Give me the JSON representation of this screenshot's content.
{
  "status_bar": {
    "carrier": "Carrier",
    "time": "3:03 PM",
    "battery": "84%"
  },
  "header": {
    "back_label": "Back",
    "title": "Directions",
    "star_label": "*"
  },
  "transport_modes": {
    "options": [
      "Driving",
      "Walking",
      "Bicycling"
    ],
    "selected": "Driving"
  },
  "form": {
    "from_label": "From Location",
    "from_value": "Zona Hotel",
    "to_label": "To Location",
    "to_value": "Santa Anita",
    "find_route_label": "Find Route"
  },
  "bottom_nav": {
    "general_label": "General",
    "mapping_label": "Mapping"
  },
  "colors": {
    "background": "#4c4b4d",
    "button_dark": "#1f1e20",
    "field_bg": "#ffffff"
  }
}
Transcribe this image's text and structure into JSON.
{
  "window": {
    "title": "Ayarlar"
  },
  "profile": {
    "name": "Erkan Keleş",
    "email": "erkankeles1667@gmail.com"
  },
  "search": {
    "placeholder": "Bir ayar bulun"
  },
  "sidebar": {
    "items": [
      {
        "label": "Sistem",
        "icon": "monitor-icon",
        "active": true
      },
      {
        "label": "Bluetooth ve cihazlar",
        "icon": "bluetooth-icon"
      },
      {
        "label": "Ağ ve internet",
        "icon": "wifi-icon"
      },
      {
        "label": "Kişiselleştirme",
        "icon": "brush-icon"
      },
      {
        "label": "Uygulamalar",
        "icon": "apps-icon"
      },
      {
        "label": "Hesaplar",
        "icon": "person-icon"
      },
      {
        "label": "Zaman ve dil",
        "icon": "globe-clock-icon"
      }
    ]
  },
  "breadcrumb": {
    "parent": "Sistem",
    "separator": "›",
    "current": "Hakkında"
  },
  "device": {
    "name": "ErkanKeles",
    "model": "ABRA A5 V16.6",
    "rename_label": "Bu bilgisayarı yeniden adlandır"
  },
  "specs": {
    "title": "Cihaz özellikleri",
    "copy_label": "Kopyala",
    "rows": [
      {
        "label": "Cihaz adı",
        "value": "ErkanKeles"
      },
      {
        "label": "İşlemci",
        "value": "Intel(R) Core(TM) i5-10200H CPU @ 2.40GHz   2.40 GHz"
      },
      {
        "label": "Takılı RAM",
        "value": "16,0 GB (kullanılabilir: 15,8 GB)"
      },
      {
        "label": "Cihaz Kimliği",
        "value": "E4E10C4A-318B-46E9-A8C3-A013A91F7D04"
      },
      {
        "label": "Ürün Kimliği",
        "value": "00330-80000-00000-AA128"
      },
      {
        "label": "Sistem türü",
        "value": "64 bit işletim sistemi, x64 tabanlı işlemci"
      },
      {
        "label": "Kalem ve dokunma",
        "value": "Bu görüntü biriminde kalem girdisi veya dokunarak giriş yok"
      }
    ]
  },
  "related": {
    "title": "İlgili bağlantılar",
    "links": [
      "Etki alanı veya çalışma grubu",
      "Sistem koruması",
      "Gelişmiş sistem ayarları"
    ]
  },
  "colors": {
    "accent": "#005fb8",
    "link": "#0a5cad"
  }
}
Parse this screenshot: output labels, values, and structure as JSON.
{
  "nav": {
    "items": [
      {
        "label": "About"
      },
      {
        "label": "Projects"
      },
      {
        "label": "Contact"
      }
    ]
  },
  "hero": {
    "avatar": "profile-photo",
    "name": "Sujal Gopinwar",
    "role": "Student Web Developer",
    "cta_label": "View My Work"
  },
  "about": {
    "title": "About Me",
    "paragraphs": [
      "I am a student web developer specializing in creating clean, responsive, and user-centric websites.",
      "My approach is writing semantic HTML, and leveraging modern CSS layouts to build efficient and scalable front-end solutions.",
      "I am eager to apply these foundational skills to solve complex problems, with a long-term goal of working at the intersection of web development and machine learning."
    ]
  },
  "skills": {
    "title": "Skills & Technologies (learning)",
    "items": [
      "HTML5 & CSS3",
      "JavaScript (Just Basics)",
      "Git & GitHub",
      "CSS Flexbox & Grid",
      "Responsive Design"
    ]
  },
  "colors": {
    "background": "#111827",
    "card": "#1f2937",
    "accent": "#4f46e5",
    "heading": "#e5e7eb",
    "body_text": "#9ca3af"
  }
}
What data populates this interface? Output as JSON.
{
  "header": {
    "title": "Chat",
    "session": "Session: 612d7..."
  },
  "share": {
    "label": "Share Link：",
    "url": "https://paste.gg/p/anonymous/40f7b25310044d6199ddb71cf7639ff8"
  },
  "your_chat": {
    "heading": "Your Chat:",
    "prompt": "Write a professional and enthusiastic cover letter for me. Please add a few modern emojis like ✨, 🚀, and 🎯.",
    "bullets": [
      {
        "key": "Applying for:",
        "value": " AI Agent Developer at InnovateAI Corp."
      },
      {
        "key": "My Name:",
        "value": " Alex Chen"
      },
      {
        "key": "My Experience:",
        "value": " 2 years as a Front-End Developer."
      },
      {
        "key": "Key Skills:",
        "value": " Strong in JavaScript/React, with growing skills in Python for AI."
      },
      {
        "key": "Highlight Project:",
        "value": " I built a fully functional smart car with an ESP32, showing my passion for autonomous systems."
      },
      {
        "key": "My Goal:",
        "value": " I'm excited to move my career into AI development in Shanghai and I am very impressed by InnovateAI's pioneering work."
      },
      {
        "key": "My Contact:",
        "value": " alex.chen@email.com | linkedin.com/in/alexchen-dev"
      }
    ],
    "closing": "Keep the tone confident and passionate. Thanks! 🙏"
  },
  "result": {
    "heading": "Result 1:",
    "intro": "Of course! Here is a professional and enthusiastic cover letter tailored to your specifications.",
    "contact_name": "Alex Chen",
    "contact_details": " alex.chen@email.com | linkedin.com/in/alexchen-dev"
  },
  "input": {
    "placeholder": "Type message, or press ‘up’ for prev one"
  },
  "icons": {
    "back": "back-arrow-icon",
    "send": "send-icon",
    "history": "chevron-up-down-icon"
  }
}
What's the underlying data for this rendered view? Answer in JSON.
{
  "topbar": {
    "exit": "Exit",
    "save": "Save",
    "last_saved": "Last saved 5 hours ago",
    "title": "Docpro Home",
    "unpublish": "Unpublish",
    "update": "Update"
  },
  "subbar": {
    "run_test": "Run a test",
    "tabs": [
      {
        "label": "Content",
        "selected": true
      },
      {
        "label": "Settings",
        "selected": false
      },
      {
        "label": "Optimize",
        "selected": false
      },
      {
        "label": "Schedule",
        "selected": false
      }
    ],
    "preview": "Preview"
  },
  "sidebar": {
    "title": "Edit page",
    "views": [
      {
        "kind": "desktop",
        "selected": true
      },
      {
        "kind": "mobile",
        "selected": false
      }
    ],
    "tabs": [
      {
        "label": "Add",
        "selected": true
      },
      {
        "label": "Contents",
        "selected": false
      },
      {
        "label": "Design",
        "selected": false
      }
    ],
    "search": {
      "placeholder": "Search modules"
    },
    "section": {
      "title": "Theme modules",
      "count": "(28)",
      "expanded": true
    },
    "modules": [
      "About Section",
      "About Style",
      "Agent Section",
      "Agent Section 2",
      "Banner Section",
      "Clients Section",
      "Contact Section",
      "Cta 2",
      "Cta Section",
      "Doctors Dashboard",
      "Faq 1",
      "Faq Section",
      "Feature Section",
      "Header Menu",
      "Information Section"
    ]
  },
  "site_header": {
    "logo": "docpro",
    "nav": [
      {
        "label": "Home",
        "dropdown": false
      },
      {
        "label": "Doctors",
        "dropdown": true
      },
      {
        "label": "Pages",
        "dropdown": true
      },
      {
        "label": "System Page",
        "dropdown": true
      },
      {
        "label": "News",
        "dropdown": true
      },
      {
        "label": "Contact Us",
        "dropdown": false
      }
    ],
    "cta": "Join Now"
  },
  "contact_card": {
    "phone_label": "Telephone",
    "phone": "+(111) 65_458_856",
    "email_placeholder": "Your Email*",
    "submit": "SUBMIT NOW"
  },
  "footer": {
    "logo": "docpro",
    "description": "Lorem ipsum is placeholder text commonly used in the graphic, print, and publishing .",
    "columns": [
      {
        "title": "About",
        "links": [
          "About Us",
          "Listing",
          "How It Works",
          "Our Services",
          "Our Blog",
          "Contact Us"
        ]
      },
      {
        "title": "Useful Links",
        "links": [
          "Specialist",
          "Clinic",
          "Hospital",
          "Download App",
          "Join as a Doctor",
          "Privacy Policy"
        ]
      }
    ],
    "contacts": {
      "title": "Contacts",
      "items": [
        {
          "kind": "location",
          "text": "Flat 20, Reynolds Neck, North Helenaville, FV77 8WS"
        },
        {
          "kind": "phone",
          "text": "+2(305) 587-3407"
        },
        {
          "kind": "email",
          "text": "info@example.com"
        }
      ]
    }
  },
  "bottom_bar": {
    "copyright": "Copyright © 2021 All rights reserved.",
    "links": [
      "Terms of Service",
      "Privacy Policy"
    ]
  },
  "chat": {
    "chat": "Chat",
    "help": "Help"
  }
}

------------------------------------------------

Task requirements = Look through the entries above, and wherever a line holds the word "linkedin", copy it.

Task solution =
        "value": " alex.chen@email.com | linkedin.com/in/alexchen-dev"
    "contact_details": " alex.chen@email.com | linkedin.com/in/alexchen-dev"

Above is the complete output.